=== Begin Enclosure ===
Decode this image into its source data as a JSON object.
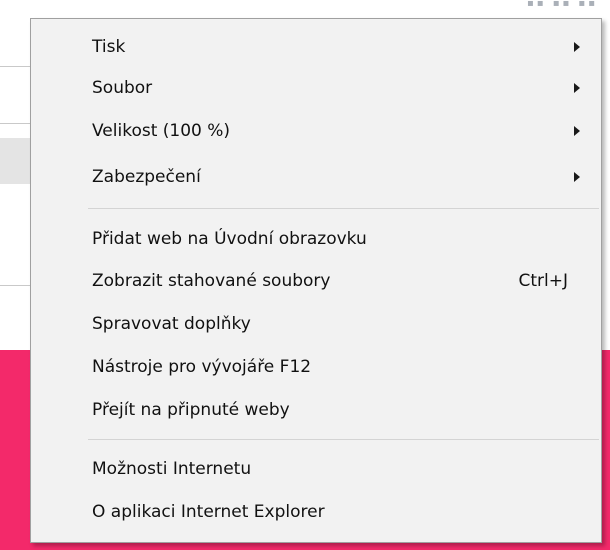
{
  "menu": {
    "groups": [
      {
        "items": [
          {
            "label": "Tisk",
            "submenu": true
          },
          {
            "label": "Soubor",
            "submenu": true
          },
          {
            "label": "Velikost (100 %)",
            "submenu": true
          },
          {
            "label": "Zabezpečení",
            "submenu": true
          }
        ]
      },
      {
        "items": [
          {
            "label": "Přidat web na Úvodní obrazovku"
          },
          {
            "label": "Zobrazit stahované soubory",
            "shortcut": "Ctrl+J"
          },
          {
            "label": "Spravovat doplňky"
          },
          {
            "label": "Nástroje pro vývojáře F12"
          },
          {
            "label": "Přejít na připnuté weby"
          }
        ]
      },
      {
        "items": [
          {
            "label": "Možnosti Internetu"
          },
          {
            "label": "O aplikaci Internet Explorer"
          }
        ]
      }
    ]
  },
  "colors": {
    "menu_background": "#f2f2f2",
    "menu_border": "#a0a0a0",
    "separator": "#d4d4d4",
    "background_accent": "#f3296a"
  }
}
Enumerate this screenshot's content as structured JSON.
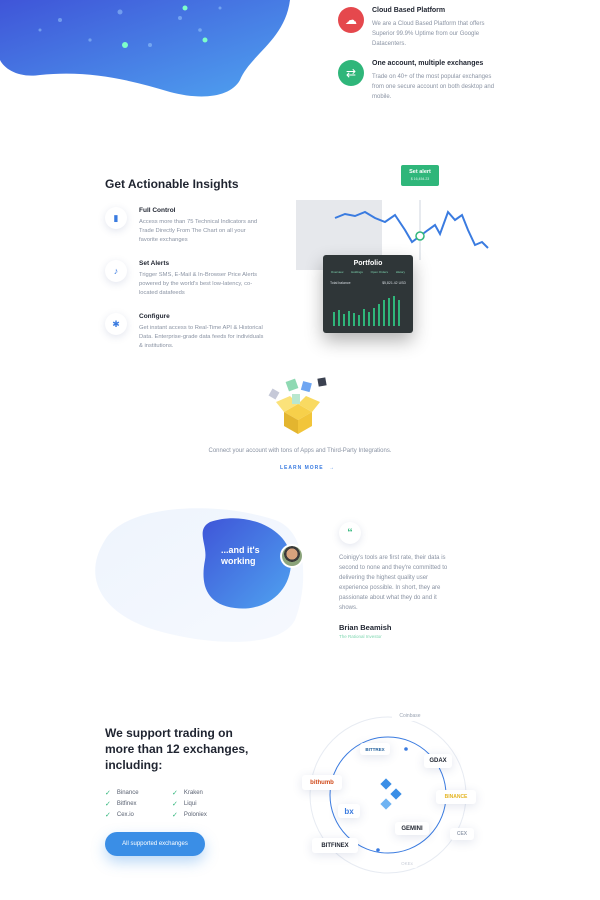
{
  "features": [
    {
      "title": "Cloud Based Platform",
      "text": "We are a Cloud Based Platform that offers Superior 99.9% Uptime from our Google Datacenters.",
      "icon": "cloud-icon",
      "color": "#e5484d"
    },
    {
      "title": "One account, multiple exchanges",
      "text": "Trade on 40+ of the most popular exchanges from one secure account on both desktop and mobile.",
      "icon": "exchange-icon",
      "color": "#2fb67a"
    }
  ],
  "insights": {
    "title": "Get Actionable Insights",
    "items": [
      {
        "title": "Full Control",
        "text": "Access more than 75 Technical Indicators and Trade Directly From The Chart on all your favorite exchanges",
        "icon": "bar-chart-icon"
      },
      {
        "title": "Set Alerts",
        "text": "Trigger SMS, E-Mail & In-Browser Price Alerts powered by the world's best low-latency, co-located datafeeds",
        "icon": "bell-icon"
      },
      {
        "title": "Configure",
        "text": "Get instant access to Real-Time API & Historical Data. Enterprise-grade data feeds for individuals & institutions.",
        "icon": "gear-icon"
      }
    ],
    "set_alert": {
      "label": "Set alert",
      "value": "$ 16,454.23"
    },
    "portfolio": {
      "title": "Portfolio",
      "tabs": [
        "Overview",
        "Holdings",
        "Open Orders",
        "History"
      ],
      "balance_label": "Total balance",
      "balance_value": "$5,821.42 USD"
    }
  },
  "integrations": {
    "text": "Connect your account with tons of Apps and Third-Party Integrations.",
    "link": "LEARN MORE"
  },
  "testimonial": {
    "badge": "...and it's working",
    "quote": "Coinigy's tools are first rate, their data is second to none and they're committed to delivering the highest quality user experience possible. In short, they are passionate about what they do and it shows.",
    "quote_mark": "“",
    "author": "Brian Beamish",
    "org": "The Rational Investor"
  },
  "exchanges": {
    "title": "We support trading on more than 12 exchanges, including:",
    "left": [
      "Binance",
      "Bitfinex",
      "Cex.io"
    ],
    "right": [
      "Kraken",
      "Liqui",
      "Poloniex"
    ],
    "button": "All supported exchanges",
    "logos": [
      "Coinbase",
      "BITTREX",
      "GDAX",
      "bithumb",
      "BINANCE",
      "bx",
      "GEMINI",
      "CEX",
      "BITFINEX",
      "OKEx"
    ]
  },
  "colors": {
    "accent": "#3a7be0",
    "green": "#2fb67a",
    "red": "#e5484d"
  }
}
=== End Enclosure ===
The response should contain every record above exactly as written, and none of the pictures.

Decode this image into its source data as a JSON object.
{
  "menu": {
    "groups": [
      {
        "items": [
          {
            "label": "Tisk",
            "submenu": true
          },
          {
            "label": "Soubor",
            "submenu": true
          },
          {
            "label": "Velikost (100 %)",
            "submenu": true
          },
          {
            "label": "Zabezpečení",
            "submenu": true
          }
        ]
      },
      {
        "items": [
          {
            "label": "Přidat web na Úvodní obrazovku"
          },
          {
            "label": "Zobrazit stahované soubory",
            "shortcut": "Ctrl+J"
          },
          {
            "label": "Spravovat doplňky"
          },
          {
            "label": "Nástroje pro vývojáře F12"
          },
          {
            "label": "Přejít na připnuté weby"
          }
        ]
      },
      {
        "items": [
          {
            "label": "Možnosti Internetu"
          },
          {
            "label": "O aplikaci Internet Explorer"
          }
        ]
      }
    ]
  },
  "colors": {
    "menu_background": "#f2f2f2",
    "menu_border": "#a0a0a0",
    "separator": "#d4d4d4",
    "background_accent": "#f3296a"
  }
}
Enumerate this screenshot's content as structured JSON.
{
  "features": [
    {
      "title": "Cloud Based Platform",
      "text": "We are a Cloud Based Platform that offers Superior 99.9% Uptime from our Google Datacenters.",
      "icon": "cloud-icon",
      "color": "#e5484d"
    },
    {
      "title": "One account, multiple exchanges",
      "text": "Trade on 40+ of the most popular exchanges from one secure account on both desktop and mobile.",
      "icon": "exchange-icon",
      "color": "#2fb67a"
    }
  ],
  "insights": {
    "title": "Get Actionable Insights",
    "items": [
      {
        "title": "Full Control",
        "text": "Access more than 75 Technical Indicators and Trade Directly From The Chart on all your favorite exchanges",
        "icon": "bar-chart-icon"
      },
      {
        "title": "Set Alerts",
        "text": "Trigger SMS, E-Mail & In-Browser Price Alerts powered by the world's best low-latency, co-located datafeeds",
        "icon": "bell-icon"
      },
      {
        "title": "Configure",
        "text": "Get instant access to Real-Time API & Historical Data. Enterprise-grade data feeds for individuals & institutions.",
        "icon": "gear-icon"
      }
    ],
    "set_alert": {
      "label": "Set alert",
      "value": "$ 16,454.23"
    },
    "portfolio": {
      "title": "Portfolio",
      "tabs": [
        "Overview",
        "Holdings",
        "Open Orders",
        "History"
      ],
      "balance_label": "Total balance",
      "balance_value": "$5,821.42 USD"
    }
  },
  "integrations": {
    "text": "Connect your account with tons of Apps and Third-Party Integrations.",
    "link": "LEARN MORE"
  },
  "testimonial": {
    "badge": "...and it's working",
    "quote": "Coinigy's tools are first rate, their data is second to none and they're committed to delivering the highest quality user experience possible. In short, they are passionate about what they do and it shows.",
    "quote_mark": "“",
    "author": "Brian Beamish",
    "org": "The Rational Investor"
  },
  "exchanges": {
    "title": "We support trading on more than 12 exchanges, including:",
    "left": [
      "Binance",
      "Bitfinex",
      "Cex.io"
    ],
    "right": [
      "Kraken",
      "Liqui",
      "Poloniex"
    ],
    "button": "All supported exchanges",
    "logos": [
      "Coinbase",
      "BITTREX",
      "GDAX",
      "bithumb",
      "BINANCE",
      "bx",
      "GEMINI",
      "CEX",
      "BITFINEX",
      "OKEx"
    ]
  },
  "colors": {
    "accent": "#3a7be0",
    "green": "#2fb67a",
    "red": "#e5484d"
  }
}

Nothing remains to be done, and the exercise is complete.